Source: News Times / Rachel Spain
The walls of the Center for Cancer and Blood Disorders at Children’s Hospital Colorado in Aurora are bright and welcoming: some are covered with pictures of wildflowers, others hold distractions such as a video game console for anxious parents who wait with their children in the lobby.
But Paul Lemieux, a 25-year-old cancer survivor, was only interested in one thing on a recent Thursday in July: whether this visit to Children’s would be his last as a patient.
“I grew up a very healthy kid,” said Lemieux, who was diagnosed at age 11 with primary intracranial choriocarcinoma, an aggressive cancerous tumor in his brain. “To be diagnosed with cancer wasn’t anything I was expecting, it wasn’t anything my parents were expecting. It just hits you blindly.”
Lemieux said the hardest part of the diagnosis was the beginning, where his only symptoms were throwing up and having a terrible headache. It was a CAT scan at a Boulder clinic that revealed a mass in his brain, reported the Aurora Sentinel (http://bit.ly/2aNxgrG).
By the time he arrived at the emergency department at Children’s Colorado, doctors performed surgery on him that evening to relieve the pressure on his brain and conducted a biopsy, which revealed that the growth was malignant. That followed with a hospital stay where he underwent six rounds of chemotherapy and five weeks of radiation.
“I missed most of my sixth grade year,” Lemieux said. A year later, Lemieux was given news that he was in remission, but for nearly 15 years has returned to Children’s for treatments and checkups with pediatric oncologist Dr. Nick Foreman.

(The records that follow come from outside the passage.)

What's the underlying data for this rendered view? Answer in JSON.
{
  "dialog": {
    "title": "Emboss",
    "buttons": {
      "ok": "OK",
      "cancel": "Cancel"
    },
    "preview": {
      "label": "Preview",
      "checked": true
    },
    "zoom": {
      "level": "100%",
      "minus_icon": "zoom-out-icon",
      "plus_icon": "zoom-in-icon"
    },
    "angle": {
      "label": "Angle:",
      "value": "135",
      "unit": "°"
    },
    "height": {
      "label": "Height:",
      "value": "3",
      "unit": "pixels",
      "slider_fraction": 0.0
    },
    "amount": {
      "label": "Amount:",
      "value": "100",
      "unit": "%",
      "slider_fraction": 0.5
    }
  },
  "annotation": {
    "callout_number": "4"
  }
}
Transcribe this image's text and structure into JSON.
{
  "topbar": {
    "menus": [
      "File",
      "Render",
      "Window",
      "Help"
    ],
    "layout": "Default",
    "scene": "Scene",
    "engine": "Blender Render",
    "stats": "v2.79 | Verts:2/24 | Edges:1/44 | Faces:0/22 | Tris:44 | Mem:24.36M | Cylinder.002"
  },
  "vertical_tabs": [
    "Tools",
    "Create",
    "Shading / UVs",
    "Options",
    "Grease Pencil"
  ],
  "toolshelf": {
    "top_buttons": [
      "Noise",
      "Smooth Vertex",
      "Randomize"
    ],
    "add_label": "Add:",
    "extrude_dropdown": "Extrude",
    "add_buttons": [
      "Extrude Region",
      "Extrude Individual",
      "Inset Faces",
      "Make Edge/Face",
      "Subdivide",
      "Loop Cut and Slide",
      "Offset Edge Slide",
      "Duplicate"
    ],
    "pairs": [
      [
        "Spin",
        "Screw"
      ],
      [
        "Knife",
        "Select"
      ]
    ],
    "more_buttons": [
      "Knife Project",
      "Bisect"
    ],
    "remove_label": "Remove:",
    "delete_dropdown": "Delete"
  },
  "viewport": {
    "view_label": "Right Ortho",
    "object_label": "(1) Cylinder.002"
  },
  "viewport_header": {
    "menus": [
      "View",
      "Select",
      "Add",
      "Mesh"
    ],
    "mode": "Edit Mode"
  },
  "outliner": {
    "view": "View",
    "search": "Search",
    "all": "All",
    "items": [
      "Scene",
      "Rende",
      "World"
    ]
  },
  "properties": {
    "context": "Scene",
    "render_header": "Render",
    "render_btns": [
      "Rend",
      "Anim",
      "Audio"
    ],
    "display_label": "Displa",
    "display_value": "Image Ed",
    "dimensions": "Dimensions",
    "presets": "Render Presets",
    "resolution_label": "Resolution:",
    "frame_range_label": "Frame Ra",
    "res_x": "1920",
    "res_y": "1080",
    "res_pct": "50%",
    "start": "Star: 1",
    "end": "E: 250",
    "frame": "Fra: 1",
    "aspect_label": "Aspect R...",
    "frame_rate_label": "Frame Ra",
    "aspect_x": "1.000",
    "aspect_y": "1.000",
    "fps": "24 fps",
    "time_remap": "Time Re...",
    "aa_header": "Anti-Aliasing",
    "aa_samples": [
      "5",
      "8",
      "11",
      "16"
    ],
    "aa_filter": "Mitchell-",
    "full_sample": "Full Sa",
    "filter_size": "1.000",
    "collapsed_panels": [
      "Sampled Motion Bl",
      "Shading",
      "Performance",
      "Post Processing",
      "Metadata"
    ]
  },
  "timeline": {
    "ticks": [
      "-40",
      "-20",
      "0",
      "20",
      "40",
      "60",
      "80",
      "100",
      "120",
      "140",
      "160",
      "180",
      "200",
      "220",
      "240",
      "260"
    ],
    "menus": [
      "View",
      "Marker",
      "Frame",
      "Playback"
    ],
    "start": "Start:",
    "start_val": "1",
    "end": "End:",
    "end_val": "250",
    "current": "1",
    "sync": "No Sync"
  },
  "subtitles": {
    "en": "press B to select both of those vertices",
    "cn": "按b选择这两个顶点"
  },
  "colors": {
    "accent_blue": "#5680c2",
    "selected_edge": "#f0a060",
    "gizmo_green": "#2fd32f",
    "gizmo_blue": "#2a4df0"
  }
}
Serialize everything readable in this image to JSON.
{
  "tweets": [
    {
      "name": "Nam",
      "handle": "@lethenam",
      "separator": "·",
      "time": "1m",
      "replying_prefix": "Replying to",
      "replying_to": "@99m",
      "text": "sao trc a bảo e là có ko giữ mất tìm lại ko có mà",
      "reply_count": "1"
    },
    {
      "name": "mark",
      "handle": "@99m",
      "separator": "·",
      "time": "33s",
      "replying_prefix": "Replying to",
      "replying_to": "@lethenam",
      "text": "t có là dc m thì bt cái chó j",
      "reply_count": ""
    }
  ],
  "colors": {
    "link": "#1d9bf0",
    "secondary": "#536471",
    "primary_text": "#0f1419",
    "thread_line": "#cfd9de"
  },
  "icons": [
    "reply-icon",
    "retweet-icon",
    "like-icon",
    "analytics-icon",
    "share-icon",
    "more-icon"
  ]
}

Foreman, who has served as Lemieux’s physician for over a decade at Children’s, brought two brain scans to what both hoped would be Lemieux’s last appointment. The first showed Lemieux’s tumor from the time he was diagnosed in 2002, the second was the newest scan.